Social housing stock has considerable rooftop solar potential, representing an opportunity for governments to support low-income households.
New modelling conducted by the University of New South Wales and the Australian PV Institute, and championed by solar and renewable advocates Solar Citizens, showed households would save an average of $860 a year if social and community housing stock in New South Wales were fitted with solar panels.
Fitting the 150,000 or so households in NSW would cost an estimated $532 million over five years, and help secure the state’s electricity supply. The investment, according to modelling, would be matched by bill savings within 4.2 years, and less for separate house and semi-detached properties. The installations would then continue to generate power for the two decade lifecycle of a typical solar installation.
“This is the low-hanging fruit … the Government can decide to roll-out solar for social housing from tomorrow as they own much of the stock themselves, and have willing partners in the not-for-profit community housing sector,” Solar Citizens national director Heidi Lee Douglas said in a statement.
The NSW government has yet to commit to a federal government scheme to upgrade social housing, which first requires states to join. Both Queensland and Victoria have already joined.
n NSW alone, UNSW modelling shows that the effort could produce as much as 1.1 per cent of the total annual generation within the National Electricity Market. So far, the NSW Land and Housing Corporation has installed solar on 7% of its dwellings, with a current aim of reaching 30%.
The issue of solar installations on households of is also proving to be one of equality. A report in Applied Energy published last month focused on Ireland found that latecomers to rooftop solar may struggle to access the grid. In Ireland, the grid could only serve some 5% of 1.6 million households based on an average 6 kW installation, without storage or connected EVs.
In effect, researchers found a risk of the rich effectively getting richer, given well-off households are generally first to install solar PV, access the grid without limits under a first-come-first-served approach, and benefit from subsidies as well. Latecomers, presumed to be less well off, may then be blocked from the grid as small-scale distributed generation installations eventually become cheaper and more readily available. Those in social housing are presented with limited opportunities for their own solar installations, and therefore rely on government support.
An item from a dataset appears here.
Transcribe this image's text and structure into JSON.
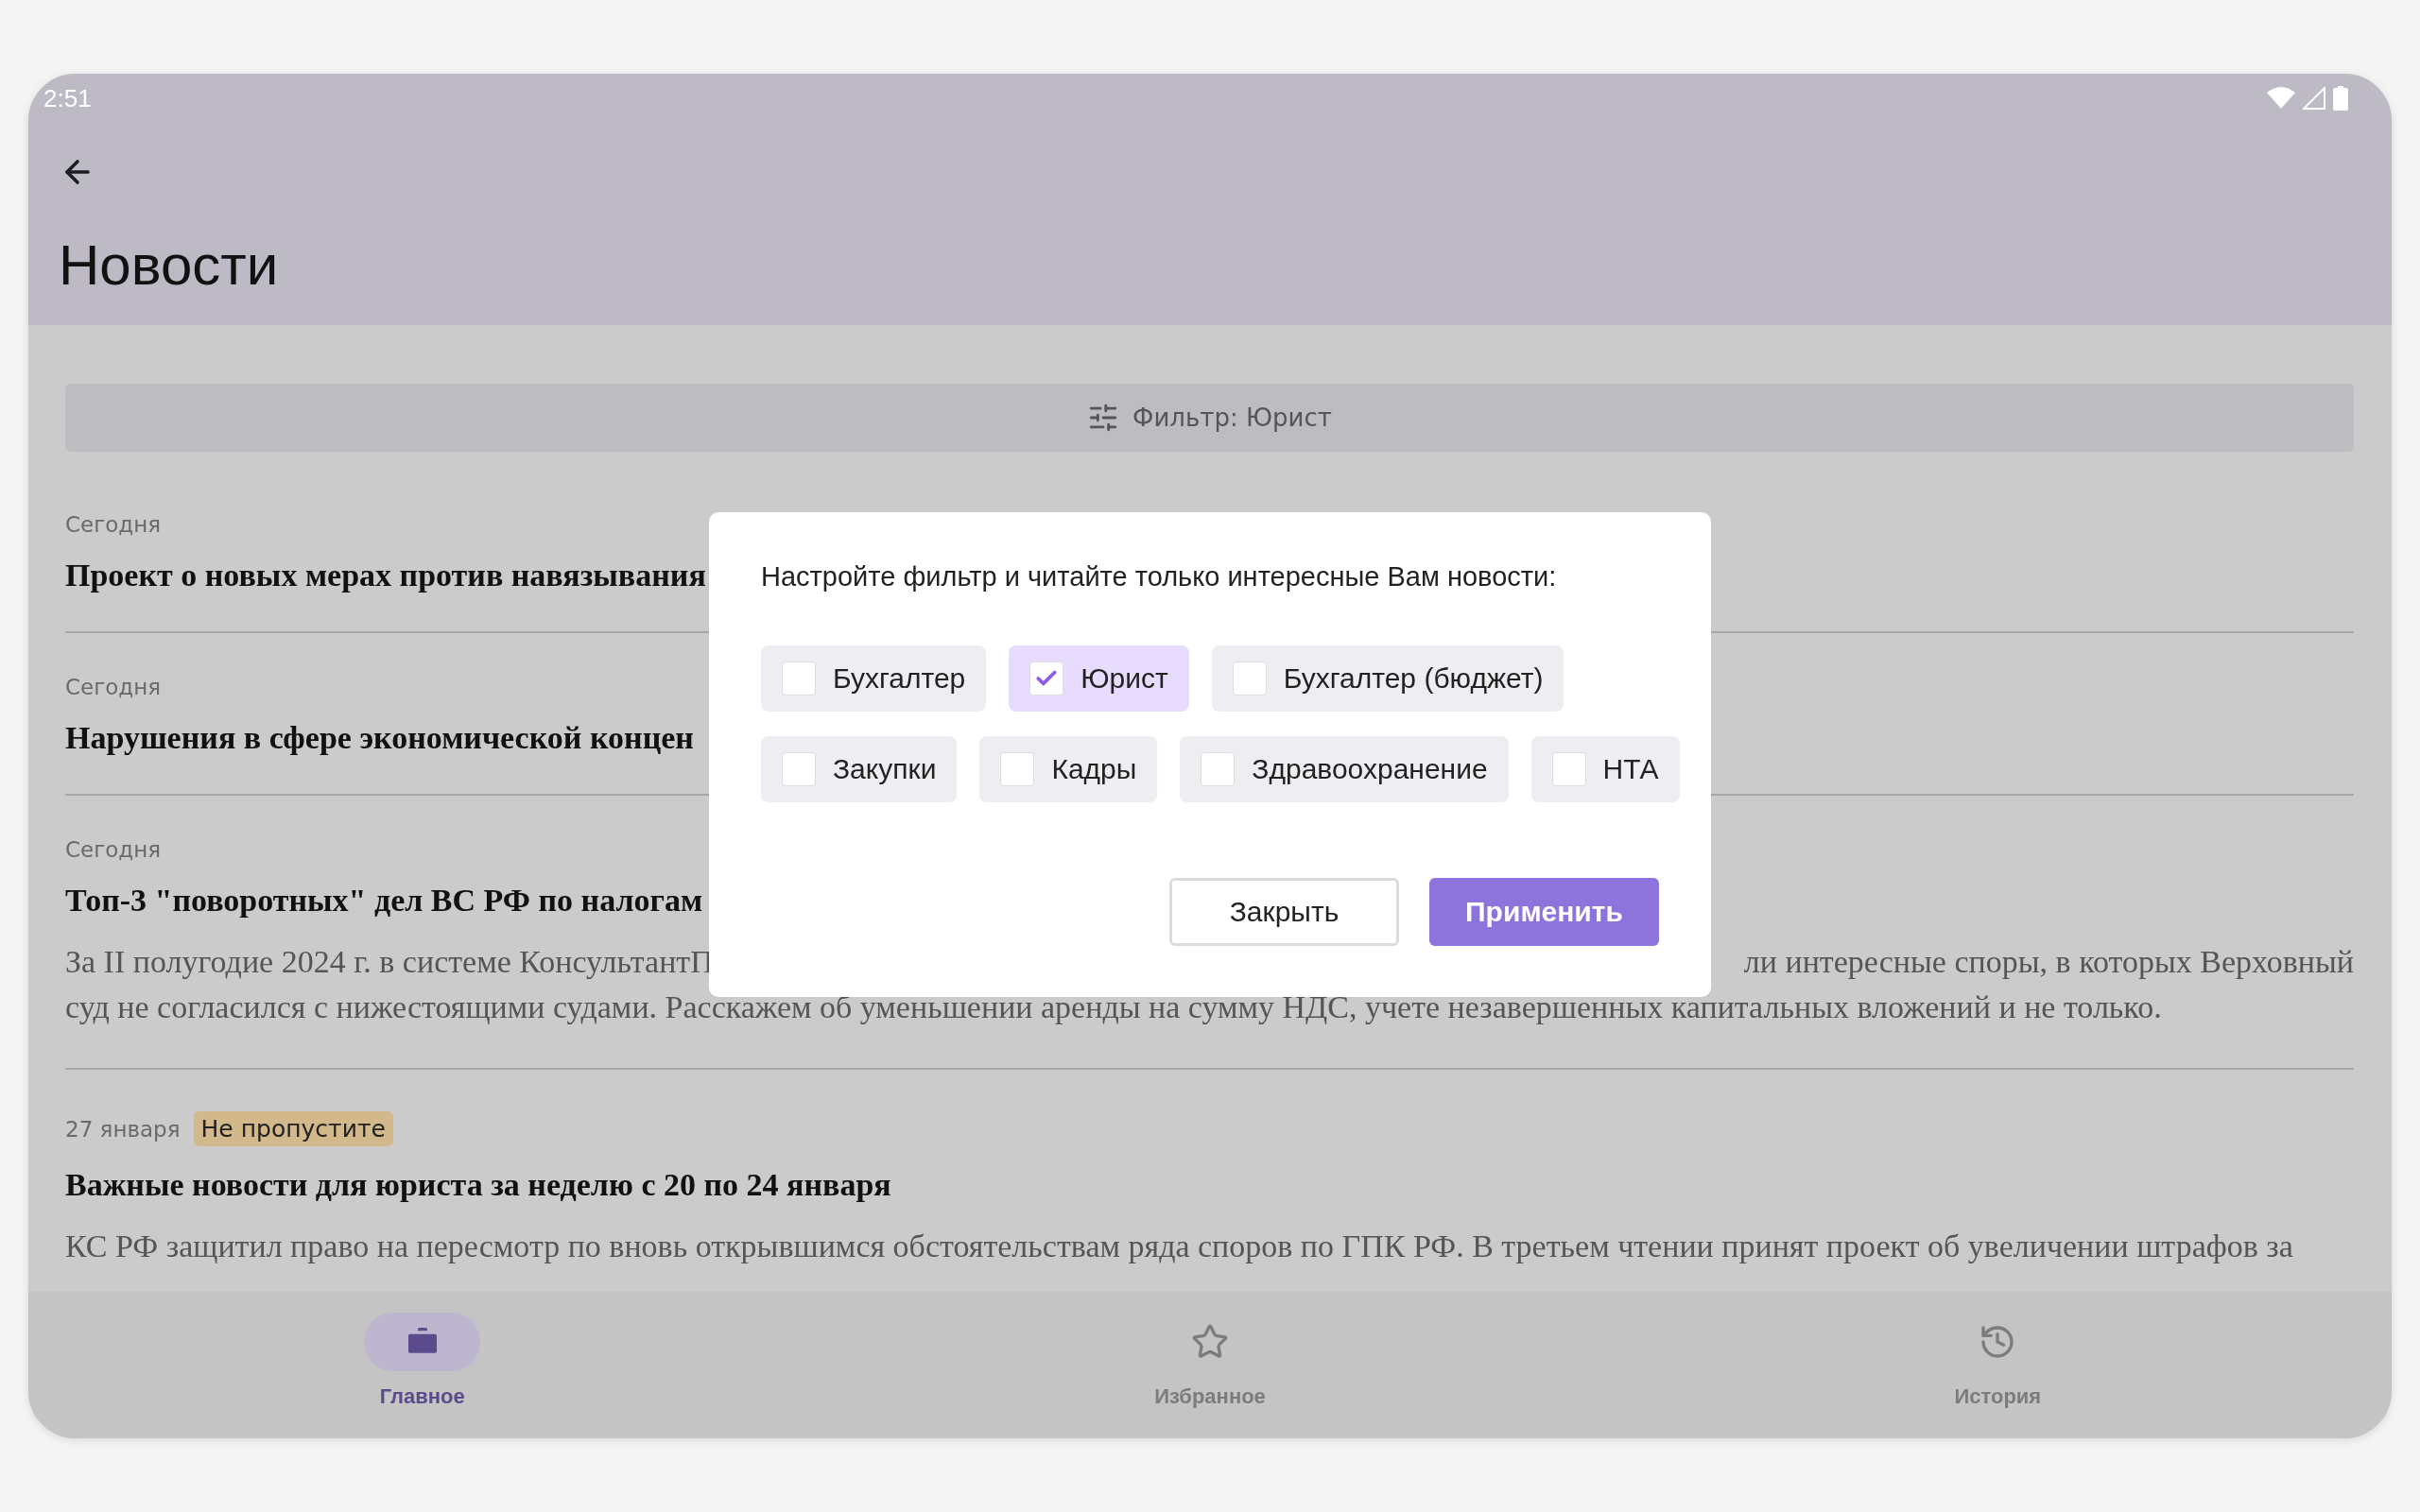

Previously, many other states countries have explored social housing and solar, and solar plus storage opportunity. 3,000 social housing properties in South Australia were connected via a Tesla-operated and Arena supported VPP. Recently, Brazil announced 2 GW solar plan for social housing program as well.
- ^ Posts by Tristan Rayner (www.pv-magazine-australia.com)
- ^ modelling (www.solarcitizens.org.au)
- ^ report (www.sciencedirect.com)
- ^ 3,000 social housing properties in South Australia (www.pv-magazine-australia.com)
- ^ Brazil announced 2 GW solar plan (www.pv-magazine.com)
- ^ email@example.com (www.pv-magazine-australia.com)